= Try it =
Exact copy, no pictures: set down every entry below as written.

*** Opening of Stored data ***

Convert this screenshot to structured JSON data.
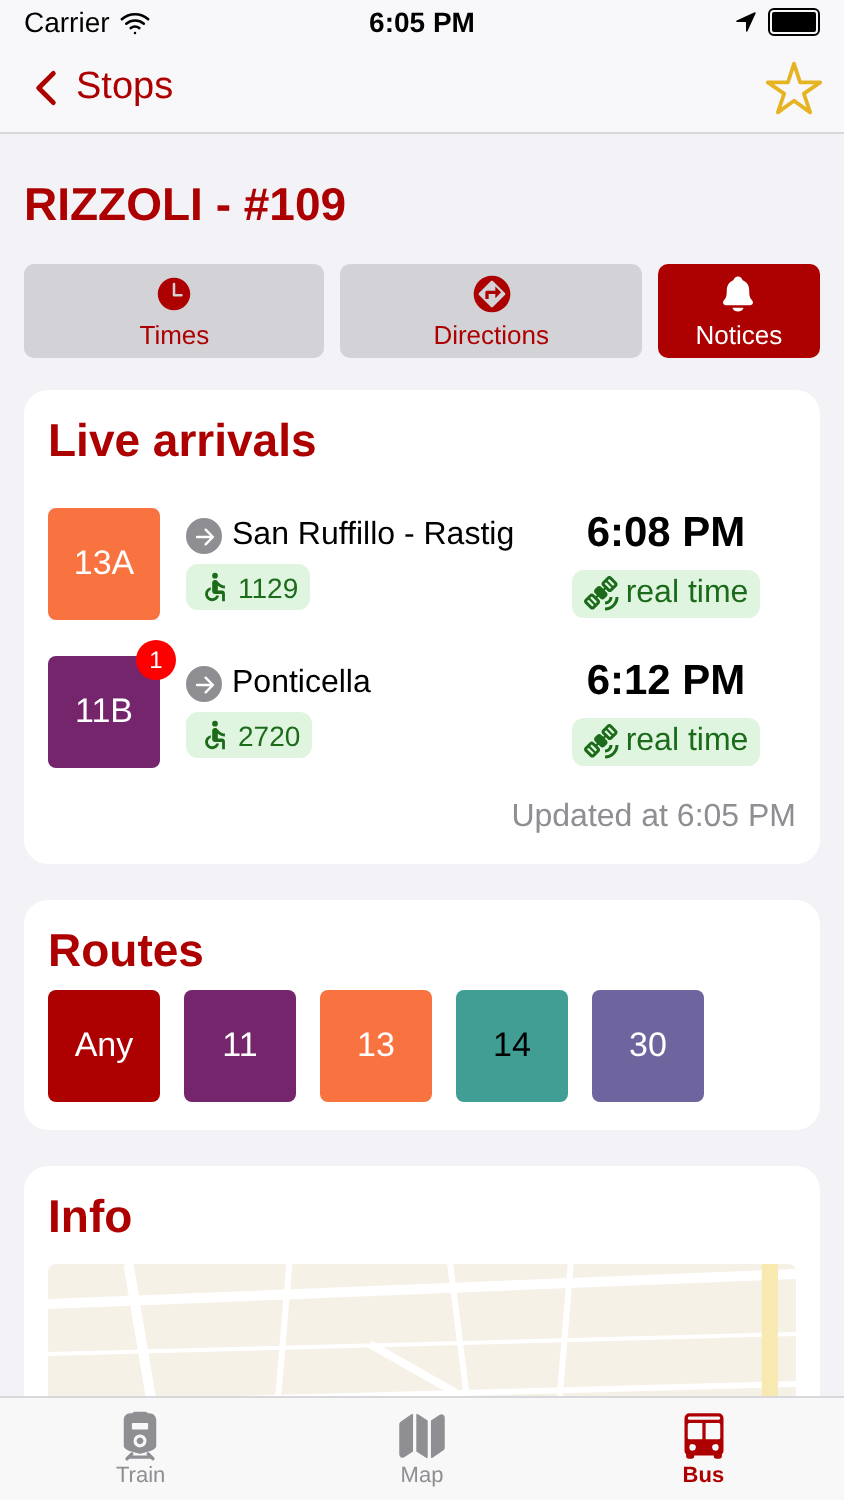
{
  "status_bar": {
    "carrier": "Carrier",
    "time": "6:05 PM"
  },
  "nav": {
    "back": "Stops",
    "favorite": false
  },
  "stop_title": "RIZZOLI - #109",
  "segments": [
    {
      "label": "Times",
      "selected": false
    },
    {
      "label": "Directions",
      "selected": false
    },
    {
      "label": "Notices",
      "selected": true
    }
  ],
  "live_arrivals": {
    "title": "Live arrivals",
    "rows": [
      {
        "route": "13A",
        "color": "#f97340",
        "badge": "",
        "destination": "San Ruffillo - Rastig",
        "vehicle": "1129",
        "time": "6:08 PM",
        "status": "real time"
      },
      {
        "route": "11B",
        "color": "#74256c",
        "badge": "1",
        "destination": "Ponticella",
        "vehicle": "2720",
        "time": "6:12 PM",
        "status": "real time"
      }
    ],
    "updated": "Updated at 6:05 PM"
  },
  "routes": {
    "title": "Routes",
    "items": [
      {
        "label": "Any",
        "color": "#ad0000"
      },
      {
        "label": "11",
        "color": "#74256c"
      },
      {
        "label": "13",
        "color": "#f97340"
      },
      {
        "label": "14",
        "color": "#409e95"
      },
      {
        "label": "30",
        "color": "#6e659e"
      }
    ]
  },
  "info": {
    "title": "Info"
  },
  "tab_bar": [
    {
      "label": "Train",
      "selected": false
    },
    {
      "label": "Map",
      "selected": false
    },
    {
      "label": "Bus",
      "selected": true
    }
  ]
}
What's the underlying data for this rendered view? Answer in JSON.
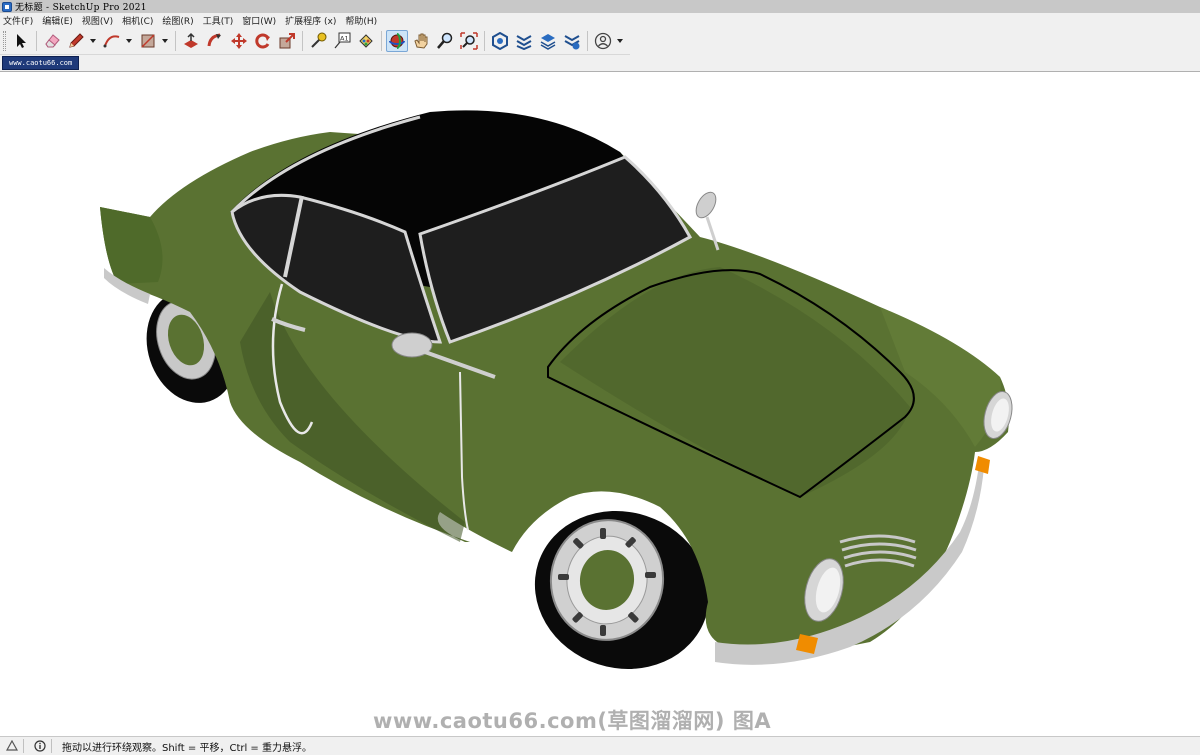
{
  "window": {
    "title": "无标题 - SketchUp Pro 2021"
  },
  "menu": {
    "items": [
      "文件(F)",
      "编辑(E)",
      "视图(V)",
      "相机(C)",
      "绘图(R)",
      "工具(T)",
      "窗口(W)",
      "扩展程序 (x)",
      "帮助(H)"
    ]
  },
  "toolbar": {
    "tools": [
      {
        "name": "select-tool",
        "icon": "arrow-cursor-icon"
      },
      {
        "name": "eraser-tool",
        "icon": "eraser-icon"
      },
      {
        "name": "line-tool",
        "icon": "pencil-icon"
      },
      {
        "name": "arc-tool",
        "icon": "arc-icon"
      },
      {
        "name": "rectangle-tool",
        "icon": "rectangle-icon"
      },
      {
        "name": "push-pull-tool",
        "icon": "push-pull-icon"
      },
      {
        "name": "follow-me-tool",
        "icon": "follow-me-icon"
      },
      {
        "name": "move-tool",
        "icon": "move-arrows-icon"
      },
      {
        "name": "rotate-tool",
        "icon": "rotate-icon"
      },
      {
        "name": "scale-tool",
        "icon": "scale-icon"
      },
      {
        "name": "tape-measure-tool",
        "icon": "tape-measure-icon"
      },
      {
        "name": "text-tool",
        "icon": "text-label-icon"
      },
      {
        "name": "paint-bucket-tool",
        "icon": "paint-bucket-icon"
      },
      {
        "name": "orbit-tool",
        "icon": "orbit-icon",
        "active": true
      },
      {
        "name": "pan-tool",
        "icon": "hand-icon"
      },
      {
        "name": "zoom-tool",
        "icon": "magnifier-icon"
      },
      {
        "name": "zoom-extents-tool",
        "icon": "zoom-extents-icon"
      },
      {
        "name": "warehouse-tool",
        "icon": "3d-warehouse-icon"
      },
      {
        "name": "extension-warehouse-tool",
        "icon": "extension-warehouse-icon"
      },
      {
        "name": "layout-tool",
        "icon": "layers-icon"
      },
      {
        "name": "extension-manager-tool",
        "icon": "extension-manager-icon"
      },
      {
        "name": "account-tool",
        "icon": "user-account-icon"
      }
    ]
  },
  "scene": {
    "tab_label": "www.caotu66.com"
  },
  "viewport": {
    "watermark": "www.caotu66.com(草图溜溜网) 图A",
    "colors": {
      "body": "#5a7232",
      "body_dark": "#3f5424",
      "roof": "#050505",
      "glass": "#1e1e1e",
      "chrome": "#d6d6d6",
      "tire": "#0a0a0a",
      "indicator": "#f08c00"
    }
  },
  "status": {
    "hint": "拖动以进行环绕观察。Shift = 平移，Ctrl = 重力悬浮。"
  }
}
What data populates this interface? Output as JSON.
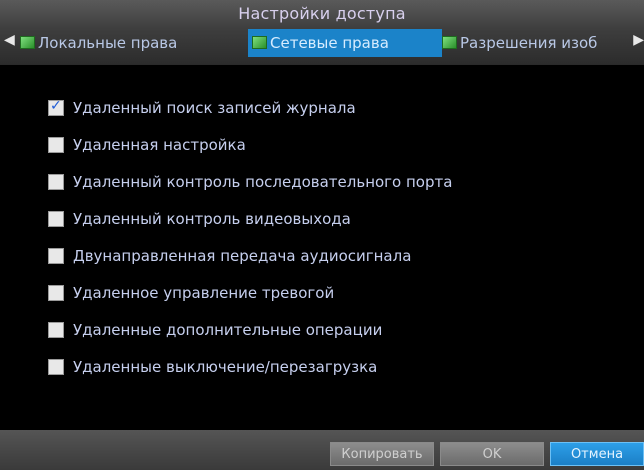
{
  "window": {
    "title": "Настройки доступа"
  },
  "tabs": [
    {
      "label": "Локальные права",
      "active": false
    },
    {
      "label": "Сетевые права",
      "active": true
    },
    {
      "label": "Разрешения изоб",
      "active": false
    }
  ],
  "permissions": [
    {
      "label": "Удаленный поиск записей журнала",
      "checked": true
    },
    {
      "label": "Удаленная настройка",
      "checked": false
    },
    {
      "label": "Удаленный контроль последовательного порта",
      "checked": false
    },
    {
      "label": "Удаленный контроль видеовыхода",
      "checked": false
    },
    {
      "label": "Двунаправленная передача аудиосигнала",
      "checked": false
    },
    {
      "label": "Удаленное управление тревогой",
      "checked": false
    },
    {
      "label": "Удаленные дополнительные операции",
      "checked": false
    },
    {
      "label": "Удаленные выключение/перезагрузка",
      "checked": false
    }
  ],
  "footer": {
    "copy_label": "Копировать",
    "ok_label": "OK",
    "cancel_label": "Отмена"
  },
  "colors": {
    "accent": "#1b83c9",
    "text": "#c6cfee"
  },
  "icons": {
    "tab_icon": "green-square-icon",
    "left_arrow": "triangle-left-icon",
    "right_arrow": "triangle-right-icon"
  }
}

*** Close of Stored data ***

= Answer for the task =
Convert this screenshot to structured JSON data.
{
  "status_bar": {
    "carrier": "Carrier",
    "time": "6:05 PM"
  },
  "nav": {
    "back": "Stops",
    "favorite": false
  },
  "stop_title": "RIZZOLI - #109",
  "segments": [
    {
      "label": "Times",
      "selected": false
    },
    {
      "label": "Directions",
      "selected": false
    },
    {
      "label": "Notices",
      "selected": true
    }
  ],
  "live_arrivals": {
    "title": "Live arrivals",
    "rows": [
      {
        "route": "13A",
        "color": "#f97340",
        "badge": "",
        "destination": "San Ruffillo - Rastig",
        "vehicle": "1129",
        "time": "6:08 PM",
        "status": "real time"
      },
      {
        "route": "11B",
        "color": "#74256c",
        "badge": "1",
        "destination": "Ponticella",
        "vehicle": "2720",
        "time": "6:12 PM",
        "status": "real time"
      }
    ],
    "updated": "Updated at 6:05 PM"
  },
  "routes": {
    "title": "Routes",
    "items": [
      {
        "label": "Any",
        "color": "#ad0000"
      },
      {
        "label": "11",
        "color": "#74256c"
      },
      {
        "label": "13",
        "color": "#f97340"
      },
      {
        "label": "14",
        "color": "#409e95"
      },
      {
        "label": "30",
        "color": "#6e659e"
      }
    ]
  },
  "info": {
    "title": "Info"
  },
  "tab_bar": [
    {
      "label": "Train",
      "selected": false
    },
    {
      "label": "Map",
      "selected": false
    },
    {
      "label": "Bus",
      "selected": true
    }
  ]
}
What's the underlying data for this rendered view? Answer in JSON.
{
  "window": {
    "title": "无标题 - SketchUp Pro 2021"
  },
  "menu": {
    "items": [
      "文件(F)",
      "编辑(E)",
      "视图(V)",
      "相机(C)",
      "绘图(R)",
      "工具(T)",
      "窗口(W)",
      "扩展程序 (x)",
      "帮助(H)"
    ]
  },
  "toolbar": {
    "tools": [
      {
        "name": "select-tool",
        "icon": "arrow-cursor-icon"
      },
      {
        "name": "eraser-tool",
        "icon": "eraser-icon"
      },
      {
        "name": "line-tool",
        "icon": "pencil-icon"
      },
      {
        "name": "arc-tool",
        "icon": "arc-icon"
      },
      {
        "name": "rectangle-tool",
        "icon": "rectangle-icon"
      },
      {
        "name": "push-pull-tool",
        "icon": "push-pull-icon"
      },
      {
        "name": "follow-me-tool",
        "icon": "follow-me-icon"
      },
      {
        "name": "move-tool",
        "icon": "move-arrows-icon"
      },
      {
        "name": "rotate-tool",
        "icon": "rotate-icon"
      },
      {
        "name": "scale-tool",
        "icon": "scale-icon"
      },
      {
        "name": "tape-measure-tool",
        "icon": "tape-measure-icon"
      },
      {
        "name": "text-tool",
        "icon": "text-label-icon"
      },
      {
        "name": "paint-bucket-tool",
        "icon": "paint-bucket-icon"
      },
      {
        "name": "orbit-tool",
        "icon": "orbit-icon",
        "active": true
      },
      {
        "name": "pan-tool",
        "icon": "hand-icon"
      },
      {
        "name": "zoom-tool",
        "icon": "magnifier-icon"
      },
      {
        "name": "zoom-extents-tool",
        "icon": "zoom-extents-icon"
      },
      {
        "name": "warehouse-tool",
        "icon": "3d-warehouse-icon"
      },
      {
        "name": "extension-warehouse-tool",
        "icon": "extension-warehouse-icon"
      },
      {
        "name": "layout-tool",
        "icon": "layers-icon"
      },
      {
        "name": "extension-manager-tool",
        "icon": "extension-manager-icon"
      },
      {
        "name": "account-tool",
        "icon": "user-account-icon"
      }
    ]
  },
  "scene": {
    "tab_label": "www.caotu66.com"
  },
  "viewport": {
    "watermark": "www.caotu66.com(草图溜溜网) 图A",
    "colors": {
      "body": "#5a7232",
      "body_dark": "#3f5424",
      "roof": "#050505",
      "glass": "#1e1e1e",
      "chrome": "#d6d6d6",
      "tire": "#0a0a0a",
      "indicator": "#f08c00"
    }
  },
  "status": {
    "hint": "拖动以进行环绕观察。Shift = 平移，Ctrl = 重力悬浮。"
  }
}
What data populates this interface? Output as JSON.
{
  "window": {
    "title": "Настройки доступа"
  },
  "tabs": [
    {
      "label": "Локальные права",
      "active": false
    },
    {
      "label": "Сетевые права",
      "active": true
    },
    {
      "label": "Разрешения изоб",
      "active": false
    }
  ],
  "permissions": [
    {
      "label": "Удаленный поиск записей журнала",
      "checked": true
    },
    {
      "label": "Удаленная настройка",
      "checked": false
    },
    {
      "label": "Удаленный контроль последовательного порта",
      "checked": false
    },
    {
      "label": "Удаленный контроль видеовыхода",
      "checked": false
    },
    {
      "label": "Двунаправленная передача аудиосигнала",
      "checked": false
    },
    {
      "label": "Удаленное управление тревогой",
      "checked": false
    },
    {
      "label": "Удаленные дополнительные операции",
      "checked": false
    },
    {
      "label": "Удаленные выключение/перезагрузка",
      "checked": false
    }
  ],
  "footer": {
    "copy_label": "Копировать",
    "ok_label": "OK",
    "cancel_label": "Отмена"
  },
  "colors": {
    "accent": "#1b83c9",
    "text": "#c6cfee"
  },
  "icons": {
    "tab_icon": "green-square-icon",
    "left_arrow": "triangle-left-icon",
    "right_arrow": "triangle-right-icon"
  }
}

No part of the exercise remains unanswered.